- Gently press dough into sides of 9” pie pan (glass, foil, tin) leaving portion that overhangs lip of pie plate in place.
- Turn fruit mixture, including juices, into chilled pie shell and mound slightly in center.
- Place next dough round over filling. Trim top and bottom edges to 1/2 inch beyond pan lip. Tuck this rim of dough underneath itself so that folded edge is flush with pan lip. Flute edging or press with fork tines to seal.
- Make 1 medium sized hole in the top crust in the center of pie. Cut four slits at right angles on dough top. Brush egg white onto top of crust and sprinkle evenly with remaining 1 tablespoon sugar, (omit if freezing unbaked pie, see below).
- Reduce the oven to 425 degrees. Place pie on floor of oven or on pizza stone. (you can also preheat a cookie sheet and place the pie on that) Bake until top crust is golden, about 25 minutes.
- Reduce oven temperature to 375 degrees; continue baking until juices bubble and crust is deep golden brown, 30 to 35 minutes longer.
- Transfer pie to wire rack; cool to almost room temperature, at least 4 hours.
· Do-Ahead: Freeze the unbaked pie for two to three hours, then cover it with a double layer of plastic wrap, and return it to the freezer for no more than two weeks. To bake, remove the pie from the freezer, brush it with the egg wash, sprinkle with sugar, and place directly into a preheated 425 degree oven. After baking it for the usual fifty-five minutes, reduce the oven to 325 degrees, cover the pie with foil so as not to overcook the crust, and bake for an additional twenty to twenty-five minutes.

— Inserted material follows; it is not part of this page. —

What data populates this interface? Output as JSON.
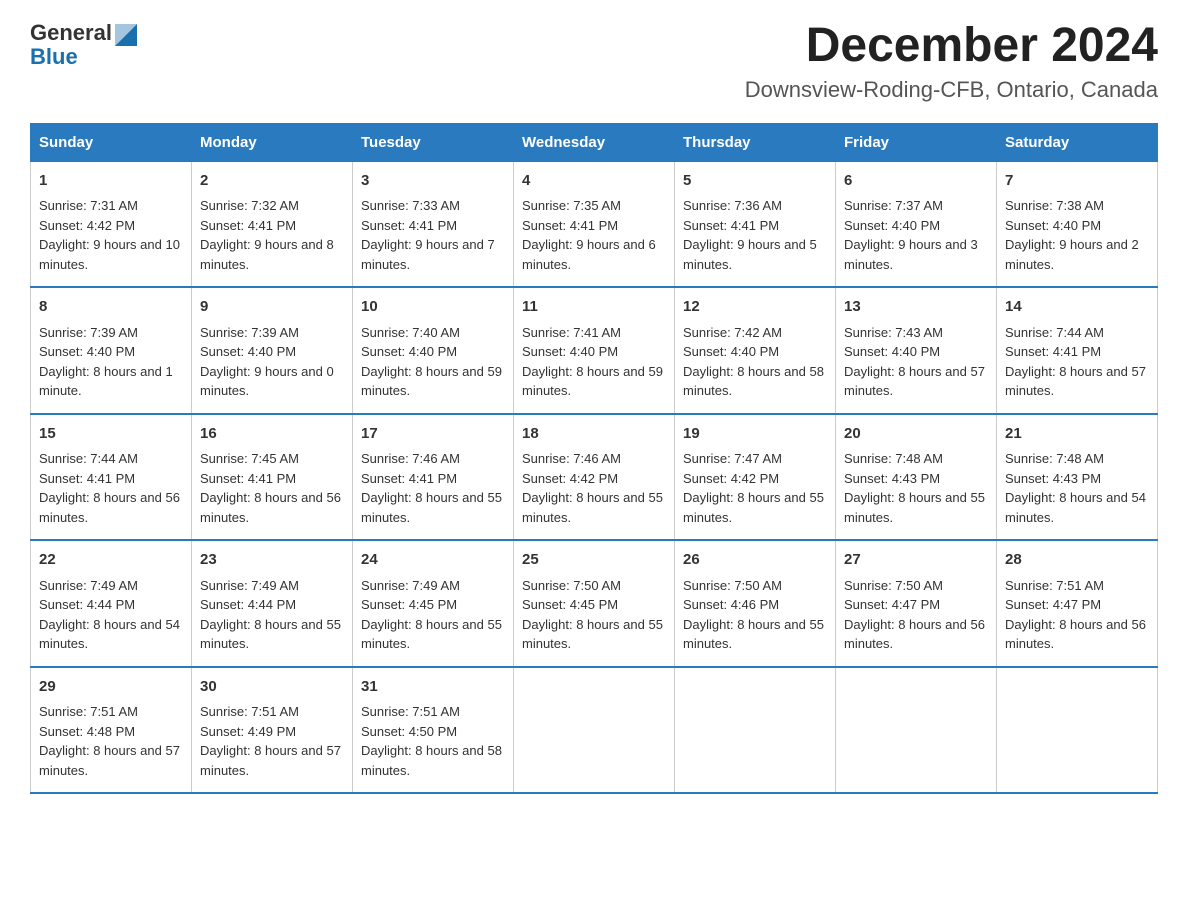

IIf you have any questions, please email me at email@example.com!
Until we bake again...
Until we bake again...